Have you ever entered a room that was sparsely decorated, had few accessories,  minimal window treatments and was minus a carpet but yet had a quality that was hard to describe – and created a memorable and welcoming feeling as you entered the space? The room had a unique quality that was easy to recall, but that you could not replicate within your own home. 

My guess is that the room’s unidentifiable quality was due to the way that the space was lighted.

Besides a room’s layout, its proportions, balance, colors and textures, a critical feature that can make or break a room is the lighting. It is often taken for granted. Sometimes the floor lamp you use to locate the buttons on the remote, or an Ikea lamp resting on an end table are the only light sources in a room.  

There are numerous ways a room can be lighted, but using a combination of sources is the best way to create the perfect ambiance. 

The most natural light, of course, comes from the windows. Knowing which direction your room faces, and determining which times of day it sees the sun, becomes the first step in how the room’s natural light will appear.  Knowing this will become a huge advantage when it comes to establishing a “lighting plan”.

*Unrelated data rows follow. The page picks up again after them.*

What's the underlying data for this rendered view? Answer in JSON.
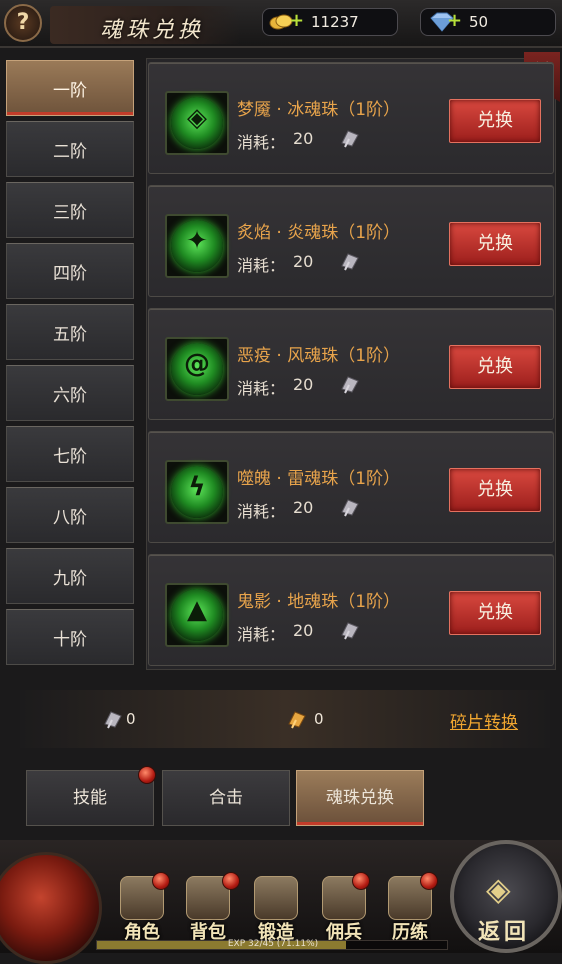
{
  "header": {
    "help_icon": "?",
    "title": "魂珠兑换",
    "gold": {
      "icon": "gold-coins-icon",
      "value": "11237"
    },
    "gems": {
      "icon": "diamond-icon",
      "value": "50"
    }
  },
  "tiers": [
    "一阶",
    "二阶",
    "三阶",
    "四阶",
    "五阶",
    "六阶",
    "七阶",
    "八阶",
    "九阶",
    "十阶"
  ],
  "active_tier_index": 0,
  "items": [
    {
      "name": "梦魇 · 冰魂珠（1阶）",
      "cost_label": "消耗：",
      "cost": "20",
      "button": "兑换",
      "icon": "ice-soul-orb-icon"
    },
    {
      "name": "炙焰 · 炎魂珠（1阶）",
      "cost_label": "消耗：",
      "cost": "20",
      "button": "兑换",
      "icon": "flame-soul-orb-icon"
    },
    {
      "name": "恶疫 · 风魂珠（1阶）",
      "cost_label": "消耗：",
      "cost": "20",
      "button": "兑换",
      "icon": "wind-soul-orb-icon"
    },
    {
      "name": "噬魄 · 雷魂珠（1阶）",
      "cost_label": "消耗：",
      "cost": "20",
      "button": "兑换",
      "icon": "thunder-soul-orb-icon"
    },
    {
      "name": "鬼影 · 地魂珠（1阶）",
      "cost_label": "消耗：",
      "cost": "20",
      "button": "兑换",
      "icon": "earth-soul-orb-icon"
    }
  ],
  "fragments": {
    "silver_count": "0",
    "gold_count": "0",
    "convert_link": "碎片转换"
  },
  "bottom_tabs": [
    {
      "label": "技能",
      "notification": true
    },
    {
      "label": "合击",
      "notification": false
    },
    {
      "label": "魂珠兑换",
      "notification": false
    }
  ],
  "active_bottom_tab_index": 2,
  "nav": {
    "items": [
      {
        "label": "角色",
        "notification": true
      },
      {
        "label": "背包",
        "notification": true
      },
      {
        "label": "锻造",
        "notification": false
      },
      {
        "label": "佣兵",
        "notification": true
      },
      {
        "label": "历练",
        "notification": true
      }
    ],
    "exp_text": "EXP 32/45 (71.11%)",
    "exp_fraction": 0.7111,
    "return_label": "返回"
  },
  "colors": {
    "item_name": "#e7a34b",
    "exchange_button": "#c0352e",
    "active_tab": "#8a6a4a",
    "link": "#f0a630"
  }
}
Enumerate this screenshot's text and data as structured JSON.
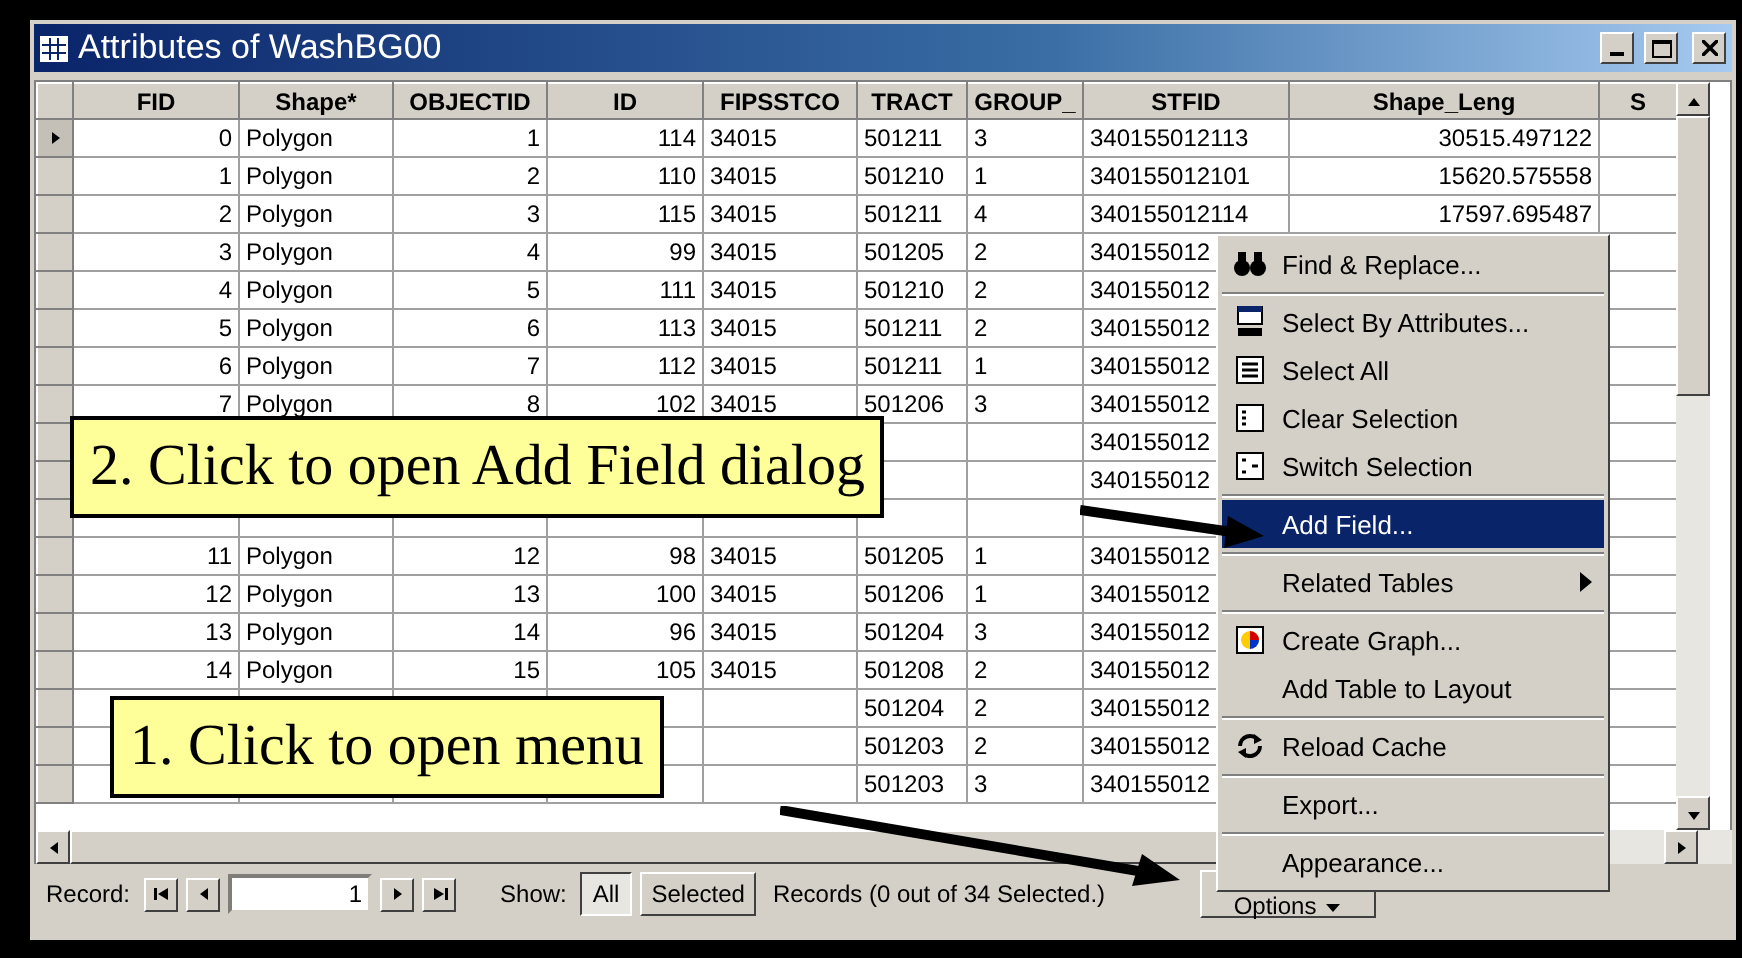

Beyond natural light, your designer, architect or electrician can provide you with a plan that will address three types of light that every room should consider. They are accent, task and ambient lighting. 

Task lighting is the most functional, and is installed in areas where serious work requires a focused light source. Home offices, kitchens and reading nooks all require task lighting. They are a higher wattage and can be installed right above a work surface or within the ceiling. Even a high-voltage desk lamp can take on the function of a task light.

Next, some form of ambient lighting should become an element in every space. It provides general illumination, and at the same time begins to create the overall “atmosphere” of a space. “ High hats”  or “downlights” as they are often called, are the most common form of ambient lighting.

Whoever completes your lighting plan should consider placing high hats approximately three feet apart and approximately two and a half feet from the wall.  A special high hat called an “eyeball” can be used to provide directional light toward a fireplace, a piece of art, or a decorative wall feature. Remember to put all downlights on dimmers, which will give you the option of choosing between a brightly lit space or a more romantic one.

Last, but definitely not least, is the use of accent lighting. If there is one feature that makes a room, it is the correct installation of accents. 

Decorative lamps, chandeliers, sconces,  up lights, and recessed fixtures are all forms of accent lighting. These are the light sources that give your room character.

A table lamp can add to the style of the space, whether it be a decorative ginger jar or a brass candle stick lamp. They are the pieces that can define a specific area in a room. Chandeliers and sconces not only provide accent lighting but also make a modern or traditional statement that adds to the overall style of a space. Uplights placed below foliage, or to highlight an important furniture piece, not only draw the eye but also create interesting shadows on an otherwise plain wall.

A critical decision that you will have to make with any light source is the use of LED bulbs. The color quality of the light, no matter what the source, is critical to its success.

I have gone kicking and screaming into the LED world, and have been known to purchase every incandescent bulb on the hardware store shelf for fear I would never see a “warm” light again. 

Luckily, things are starting to get better, and I have discovered an LED bulb made by Feit Electric that has a brightness of 1500 Lumens in a “soft white” 2700K which comes pretty close to the warm glow produced by a 100-watt incandescent bulb. 

So, I started to buy up all of those instead. Because if you are not careful with LEDs, your room could end up with the luminosity of a Mcdonalds'! There is only one drawback.  They are not dimmable!

Oh well…one step at a time!

Patricia Cove is the Principal of Architectural Interiors and Design and can be reached through her website